## What you should do
What you give back must match the data character for character.

## Records shown
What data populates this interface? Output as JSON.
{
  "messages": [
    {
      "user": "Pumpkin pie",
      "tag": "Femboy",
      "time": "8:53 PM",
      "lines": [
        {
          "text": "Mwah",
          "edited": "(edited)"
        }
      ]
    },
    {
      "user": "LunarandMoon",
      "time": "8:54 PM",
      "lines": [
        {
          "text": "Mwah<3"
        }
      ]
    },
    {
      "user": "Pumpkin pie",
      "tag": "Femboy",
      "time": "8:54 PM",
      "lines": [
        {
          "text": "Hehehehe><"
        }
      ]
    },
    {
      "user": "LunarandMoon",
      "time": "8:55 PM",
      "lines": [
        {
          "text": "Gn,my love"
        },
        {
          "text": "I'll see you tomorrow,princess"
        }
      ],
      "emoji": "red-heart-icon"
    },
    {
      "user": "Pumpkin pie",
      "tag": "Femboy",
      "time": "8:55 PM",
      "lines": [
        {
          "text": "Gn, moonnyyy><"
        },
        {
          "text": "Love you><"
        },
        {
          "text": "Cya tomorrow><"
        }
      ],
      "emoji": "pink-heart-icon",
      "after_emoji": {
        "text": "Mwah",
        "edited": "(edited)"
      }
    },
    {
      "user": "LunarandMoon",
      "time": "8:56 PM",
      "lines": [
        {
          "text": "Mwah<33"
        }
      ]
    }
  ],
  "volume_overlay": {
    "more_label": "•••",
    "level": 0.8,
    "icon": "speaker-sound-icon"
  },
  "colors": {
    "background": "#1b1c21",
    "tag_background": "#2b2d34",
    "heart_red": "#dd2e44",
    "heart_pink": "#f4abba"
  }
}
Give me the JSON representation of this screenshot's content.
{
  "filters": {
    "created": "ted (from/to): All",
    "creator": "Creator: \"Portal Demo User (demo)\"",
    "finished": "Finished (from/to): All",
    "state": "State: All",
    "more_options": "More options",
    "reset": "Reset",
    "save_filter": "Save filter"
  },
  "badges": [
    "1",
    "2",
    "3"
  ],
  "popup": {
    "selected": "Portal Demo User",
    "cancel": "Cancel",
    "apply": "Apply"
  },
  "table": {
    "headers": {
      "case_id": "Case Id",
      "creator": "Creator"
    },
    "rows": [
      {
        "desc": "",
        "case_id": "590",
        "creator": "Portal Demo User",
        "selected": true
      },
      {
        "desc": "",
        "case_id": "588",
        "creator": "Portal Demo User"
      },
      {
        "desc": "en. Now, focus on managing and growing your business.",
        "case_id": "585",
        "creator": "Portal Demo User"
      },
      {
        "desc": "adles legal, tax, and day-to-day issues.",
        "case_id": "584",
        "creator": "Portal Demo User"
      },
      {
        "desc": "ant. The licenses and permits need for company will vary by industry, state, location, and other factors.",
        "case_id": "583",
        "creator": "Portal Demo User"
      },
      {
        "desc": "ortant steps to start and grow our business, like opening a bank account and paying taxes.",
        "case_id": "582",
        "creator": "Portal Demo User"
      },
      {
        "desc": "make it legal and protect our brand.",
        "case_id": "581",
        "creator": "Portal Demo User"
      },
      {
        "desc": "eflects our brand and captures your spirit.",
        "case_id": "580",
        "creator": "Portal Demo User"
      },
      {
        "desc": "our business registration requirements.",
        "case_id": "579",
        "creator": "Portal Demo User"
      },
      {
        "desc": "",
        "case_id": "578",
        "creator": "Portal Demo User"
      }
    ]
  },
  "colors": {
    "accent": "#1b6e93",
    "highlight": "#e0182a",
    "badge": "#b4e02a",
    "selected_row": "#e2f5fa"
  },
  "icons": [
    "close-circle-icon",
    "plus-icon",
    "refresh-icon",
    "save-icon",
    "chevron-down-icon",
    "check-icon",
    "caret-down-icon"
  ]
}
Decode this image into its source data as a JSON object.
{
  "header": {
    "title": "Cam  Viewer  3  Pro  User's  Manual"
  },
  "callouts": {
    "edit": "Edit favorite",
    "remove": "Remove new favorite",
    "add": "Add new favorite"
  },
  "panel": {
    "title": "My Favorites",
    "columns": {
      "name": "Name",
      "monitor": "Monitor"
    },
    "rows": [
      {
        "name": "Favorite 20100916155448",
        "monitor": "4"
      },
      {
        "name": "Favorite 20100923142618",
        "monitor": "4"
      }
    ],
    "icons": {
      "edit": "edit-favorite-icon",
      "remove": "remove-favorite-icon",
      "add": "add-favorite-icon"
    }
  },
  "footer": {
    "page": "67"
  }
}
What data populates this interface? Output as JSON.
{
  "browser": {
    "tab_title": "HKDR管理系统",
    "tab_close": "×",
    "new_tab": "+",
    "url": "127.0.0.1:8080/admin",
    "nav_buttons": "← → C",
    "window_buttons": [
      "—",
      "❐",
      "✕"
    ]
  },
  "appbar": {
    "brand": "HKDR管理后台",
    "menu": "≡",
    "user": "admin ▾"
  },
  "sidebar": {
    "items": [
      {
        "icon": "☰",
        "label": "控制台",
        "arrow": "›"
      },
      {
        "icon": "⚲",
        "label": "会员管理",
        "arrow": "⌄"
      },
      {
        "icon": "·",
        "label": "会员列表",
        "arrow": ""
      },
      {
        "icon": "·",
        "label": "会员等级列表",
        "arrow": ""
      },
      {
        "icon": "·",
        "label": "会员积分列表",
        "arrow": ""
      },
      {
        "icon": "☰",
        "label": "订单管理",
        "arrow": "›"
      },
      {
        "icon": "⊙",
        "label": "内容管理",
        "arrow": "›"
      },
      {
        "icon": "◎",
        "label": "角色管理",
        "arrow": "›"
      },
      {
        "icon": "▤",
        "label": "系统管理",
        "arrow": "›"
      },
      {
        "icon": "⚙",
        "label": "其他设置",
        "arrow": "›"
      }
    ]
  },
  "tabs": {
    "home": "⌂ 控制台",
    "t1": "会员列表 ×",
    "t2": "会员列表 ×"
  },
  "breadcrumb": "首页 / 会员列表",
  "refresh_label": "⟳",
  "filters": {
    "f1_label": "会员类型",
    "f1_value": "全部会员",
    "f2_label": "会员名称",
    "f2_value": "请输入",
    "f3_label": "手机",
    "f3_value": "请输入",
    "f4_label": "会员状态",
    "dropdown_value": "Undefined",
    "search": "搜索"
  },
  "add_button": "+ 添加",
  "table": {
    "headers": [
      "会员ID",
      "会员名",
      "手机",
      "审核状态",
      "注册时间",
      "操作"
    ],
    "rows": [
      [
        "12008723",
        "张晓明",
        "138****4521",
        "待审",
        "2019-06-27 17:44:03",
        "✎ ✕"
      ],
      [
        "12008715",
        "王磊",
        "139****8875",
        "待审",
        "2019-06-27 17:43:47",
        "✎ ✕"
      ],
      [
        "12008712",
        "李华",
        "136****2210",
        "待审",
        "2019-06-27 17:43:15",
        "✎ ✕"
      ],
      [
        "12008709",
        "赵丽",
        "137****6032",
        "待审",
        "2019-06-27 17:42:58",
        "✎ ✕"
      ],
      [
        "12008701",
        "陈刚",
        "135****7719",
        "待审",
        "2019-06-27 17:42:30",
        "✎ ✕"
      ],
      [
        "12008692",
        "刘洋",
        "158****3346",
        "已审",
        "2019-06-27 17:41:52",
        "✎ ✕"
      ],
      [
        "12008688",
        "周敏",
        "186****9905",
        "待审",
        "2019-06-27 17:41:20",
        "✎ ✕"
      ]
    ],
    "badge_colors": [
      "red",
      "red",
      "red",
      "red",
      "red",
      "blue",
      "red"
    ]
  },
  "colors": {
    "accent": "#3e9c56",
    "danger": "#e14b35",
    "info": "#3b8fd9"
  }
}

## Task response
What data populates this interface? Output as JSON.
{
  "messages": [
    {
      "user": "Pumpkin pie",
      "tag": "Femboy",
      "time": "8:53 PM",
      "lines": [
        {
          "text": "Mwah",
          "edited": "(edited)"
        }
      ]
    },
    {
      "user": "LunarandMoon",
      "time": "8:54 PM",
      "lines": [
        {
          "text": "Mwah<3"
        }
      ]
    },
    {
      "user": "Pumpkin pie",
      "tag": "Femboy",
      "time": "8:54 PM",
      "lines": [
        {
          "text": "Hehehehe><"
        }
      ]
    },
    {
      "user": "LunarandMoon",
      "time": "8:55 PM",
      "lines": [
        {
          "text": "Gn,my love"
        },
        {
          "text": "I'll see you tomorrow,princess"
        }
      ],
      "emoji": "red-heart-icon"
    },
    {
      "user": "Pumpkin pie",
      "tag": "Femboy",
      "time": "8:55 PM",
      "lines": [
        {
          "text": "Gn, moonnyyy><"
        },
        {
          "text": "Love you><"
        },
        {
          "text": "Cya tomorrow><"
        }
      ],
      "emoji": "pink-heart-icon",
      "after_emoji": {
        "text": "Mwah",
        "edited": "(edited)"
      }
    },
    {
      "user": "LunarandMoon",
      "time": "8:56 PM",
      "lines": [
        {
          "text": "Mwah<33"
        }
      ]
    }
  ],
  "volume_overlay": {
    "more_label": "•••",
    "level": 0.8,
    "icon": "speaker-sound-icon"
  },
  "colors": {
    "background": "#1b1c21",
    "tag_background": "#2b2d34",
    "heart_red": "#dd2e44",
    "heart_pink": "#f4abba"
  }
}
Give me the JSON representation of this screenshot's content.
{
  "filters": {
    "created": "ted (from/to): All",
    "creator": "Creator: \"Portal Demo User (demo)\"",
    "finished": "Finished (from/to): All",
    "state": "State: All",
    "more_options": "More options",
    "reset": "Reset",
    "save_filter": "Save filter"
  },
  "badges": [
    "1",
    "2",
    "3"
  ],
  "popup": {
    "selected": "Portal Demo User",
    "cancel": "Cancel",
    "apply": "Apply"
  },
  "table": {
    "headers": {
      "case_id": "Case Id",
      "creator": "Creator"
    },
    "rows": [
      {
        "desc": "",
        "case_id": "590",
        "creator": "Portal Demo User",
        "selected": true
      },
      {
        "desc": "",
        "case_id": "588",
        "creator": "Portal Demo User"
      },
      {
        "desc": "en. Now, focus on managing and growing your business.",
        "case_id": "585",
        "creator": "Portal Demo User"
      },
      {
        "desc": "adles legal, tax, and day-to-day issues.",
        "case_id": "584",
        "creator": "Portal Demo User"
      },
      {
        "desc": "ant. The licenses and permits need for company will vary by industry, state, location, and other factors.",
        "case_id": "583",
        "creator": "Portal Demo User"
      },
      {
        "desc": "ortant steps to start and grow our business, like opening a bank account and paying taxes.",
        "case_id": "582",
        "creator": "Portal Demo User"
      },
      {
        "desc": "make it legal and protect our brand.",
        "case_id": "581",
        "creator": "Portal Demo User"
      },
      {
        "desc": "eflects our brand and captures your spirit.",
        "case_id": "580",
        "creator": "Portal Demo User"
      },
      {
        "desc": "our business registration requirements.",
        "case_id": "579",
        "creator": "Portal Demo User"
      },
      {
        "desc": "",
        "case_id": "578",
        "creator": "Portal Demo User"
      }
    ]
  },
  "colors": {
    "accent": "#1b6e93",
    "highlight": "#e0182a",
    "badge": "#b4e02a",
    "selected_row": "#e2f5fa"
  },
  "icons": [
    "close-circle-icon",
    "plus-icon",
    "refresh-icon",
    "save-icon",
    "chevron-down-icon",
    "check-icon",
    "caret-down-icon"
  ]
}
Decode this image into its source data as a JSON object.
{
  "header": {
    "title": "Cam  Viewer  3  Pro  User's  Manual"
  },
  "callouts": {
    "edit": "Edit favorite",
    "remove": "Remove new favorite",
    "add": "Add new favorite"
  },
  "panel": {
    "title": "My Favorites",
    "columns": {
      "name": "Name",
      "monitor": "Monitor"
    },
    "rows": [
      {
        "name": "Favorite 20100916155448",
        "monitor": "4"
      },
      {
        "name": "Favorite 20100923142618",
        "monitor": "4"
      }
    ],
    "icons": {
      "edit": "edit-favorite-icon",
      "remove": "remove-favorite-icon",
      "add": "add-favorite-icon"
    }
  },
  "footer": {
    "page": "67"
  }
}
What data populates this interface? Output as JSON.
{
  "browser": {
    "tab_title": "HKDR管理系统",
    "tab_close": "×",
    "new_tab": "+",
    "url": "127.0.0.1:8080/admin",
    "nav_buttons": "← → C",
    "window_buttons": [
      "—",
      "❐",
      "✕"
    ]
  },
  "appbar": {
    "brand": "HKDR管理后台",
    "menu": "≡",
    "user": "admin ▾"
  },
  "sidebar": {
    "items": [
      {
        "icon": "☰",
        "label": "控制台",
        "arrow": "›"
      },
      {
        "icon": "⚲",
        "label": "会员管理",
        "arrow": "⌄"
      },
      {
        "icon": "·",
        "label": "会员列表",
        "arrow": ""
      },
      {
        "icon": "·",
        "label": "会员等级列表",
        "arrow": ""
      },
      {
        "icon": "·",
        "label": "会员积分列表",
        "arrow": ""
      },
      {
        "icon": "☰",
        "label": "订单管理",
        "arrow": "›"
      },
      {
        "icon": "⊙",
        "label": "内容管理",
        "arrow": "›"
      },
      {
        "icon": "◎",
        "label": "角色管理",
        "arrow": "›"
      },
      {
        "icon": "▤",
        "label": "系统管理",
        "arrow": "›"
      },
      {
        "icon": "⚙",
        "label": "其他设置",
        "arrow": "›"
      }
    ]
  },
  "tabs": {
    "home": "⌂ 控制台",
    "t1": "会员列表 ×",
    "t2": "会员列表 ×"
  },
  "breadcrumb": "首页 / 会员列表",
  "refresh_label": "⟳",
  "filters": {
    "f1_label": "会员类型",
    "f1_value": "全部会员",
    "f2_label": "会员名称",
    "f2_value": "请输入",
    "f3_label": "手机",
    "f3_value": "请输入",
    "f4_label": "会员状态",
    "dropdown_value": "Undefined",
    "search": "搜索"
  },
  "add_button": "+ 添加",
  "table": {
    "headers": [
      "会员ID",
      "会员名",
      "手机",
      "审核状态",
      "注册时间",
      "操作"
    ],
    "rows": [
      [
        "12008723",
        "张晓明",
        "138****4521",
        "待审",
        "2019-06-27 17:44:03",
        "✎ ✕"
      ],
      [
        "12008715",
        "王磊",
        "139****8875",
        "待审",
        "2019-06-27 17:43:47",
        "✎ ✕"
      ],
      [
        "12008712",
        "李华",
        "136****2210",
        "待审",
        "2019-06-27 17:43:15",
        "✎ ✕"
      ],
      [
        "12008709",
        "赵丽",
        "137****6032",
        "待审",
        "2019-06-27 17:42:58",
        "✎ ✕"
      ],
      [
        "12008701",
        "陈刚",
        "135****7719",
        "待审",
        "2019-06-27 17:42:30",
        "✎ ✕"
      ],
      [
        "12008692",
        "刘洋",
        "158****3346",
        "已审",
        "2019-06-27 17:41:52",
        "✎ ✕"
      ],
      [
        "12008688",
        "周敏",
        "186****9905",
        "待审",
        "2019-06-27 17:41:20",
        "✎ ✕"
      ]
    ],
    "badge_colors": [
      "red",
      "red",
      "red",
      "red",
      "red",
      "blue",
      "red"
    ]
  },
  "colors": {
    "accent": "#3e9c56",
    "danger": "#e14b35",
    "info": "#3b8fd9"
  }
}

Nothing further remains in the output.